TRY IT ▸
In your copy, repeat the records exactly and leave out the pictures.

EXERCISE INPUT ▸
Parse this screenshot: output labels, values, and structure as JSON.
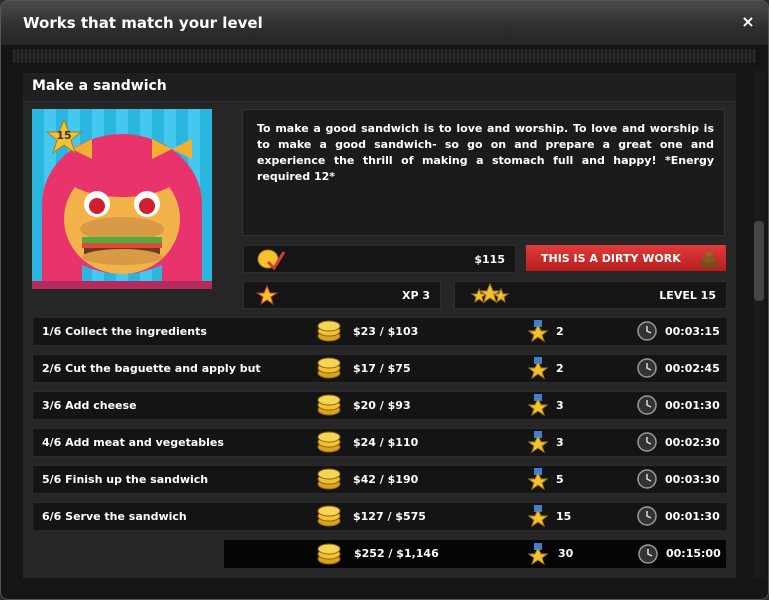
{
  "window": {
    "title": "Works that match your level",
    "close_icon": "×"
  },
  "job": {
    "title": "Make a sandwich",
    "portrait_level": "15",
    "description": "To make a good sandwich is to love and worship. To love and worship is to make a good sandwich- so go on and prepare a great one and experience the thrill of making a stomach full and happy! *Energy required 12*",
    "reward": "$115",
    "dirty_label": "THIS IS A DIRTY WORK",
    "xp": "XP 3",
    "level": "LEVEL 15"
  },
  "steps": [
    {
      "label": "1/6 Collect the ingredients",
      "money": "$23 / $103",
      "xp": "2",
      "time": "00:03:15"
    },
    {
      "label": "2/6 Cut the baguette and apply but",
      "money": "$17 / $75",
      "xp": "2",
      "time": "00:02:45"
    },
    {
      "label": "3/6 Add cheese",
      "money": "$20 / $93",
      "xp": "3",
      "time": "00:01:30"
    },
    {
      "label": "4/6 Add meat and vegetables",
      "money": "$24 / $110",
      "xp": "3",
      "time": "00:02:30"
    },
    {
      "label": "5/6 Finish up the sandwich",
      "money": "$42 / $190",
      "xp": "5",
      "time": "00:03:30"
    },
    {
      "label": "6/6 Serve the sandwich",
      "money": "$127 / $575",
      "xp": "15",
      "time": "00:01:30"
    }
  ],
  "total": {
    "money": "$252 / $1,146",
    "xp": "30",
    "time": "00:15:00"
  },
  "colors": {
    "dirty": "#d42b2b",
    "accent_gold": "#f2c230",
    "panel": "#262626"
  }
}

PROBLEM SOLUTION ▸
Parse this screenshot: output labels, values, and structure as JSON.
{
  "window": {
    "title": "Works that match your level",
    "close_icon": "×"
  },
  "job": {
    "title": "Make a sandwich",
    "portrait_level": "15",
    "description": "To make a good sandwich is to love and worship. To love and worship is to make a good sandwich- so go on and prepare a great one and experience the thrill of making a stomach full and happy! *Energy required 12*",
    "reward": "$115",
    "dirty_label": "THIS IS A DIRTY WORK",
    "xp": "XP 3",
    "level": "LEVEL 15"
  },
  "steps": [
    {
      "label": "1/6 Collect the ingredients",
      "money": "$23 / $103",
      "xp": "2",
      "time": "00:03:15"
    },
    {
      "label": "2/6 Cut the baguette and apply but",
      "money": "$17 / $75",
      "xp": "2",
      "time": "00:02:45"
    },
    {
      "label": "3/6 Add cheese",
      "money": "$20 / $93",
      "xp": "3",
      "time": "00:01:30"
    },
    {
      "label": "4/6 Add meat and vegetables",
      "money": "$24 / $110",
      "xp": "3",
      "time": "00:02:30"
    },
    {
      "label": "5/6 Finish up the sandwich",
      "money": "$42 / $190",
      "xp": "5",
      "time": "00:03:30"
    },
    {
      "label": "6/6 Serve the sandwich",
      "money": "$127 / $575",
      "xp": "15",
      "time": "00:01:30"
    }
  ],
  "total": {
    "money": "$252 / $1,146",
    "xp": "30",
    "time": "00:15:00"
  },
  "colors": {
    "dirty": "#d42b2b",
    "accent_gold": "#f2c230",
    "panel": "#262626"
  }
}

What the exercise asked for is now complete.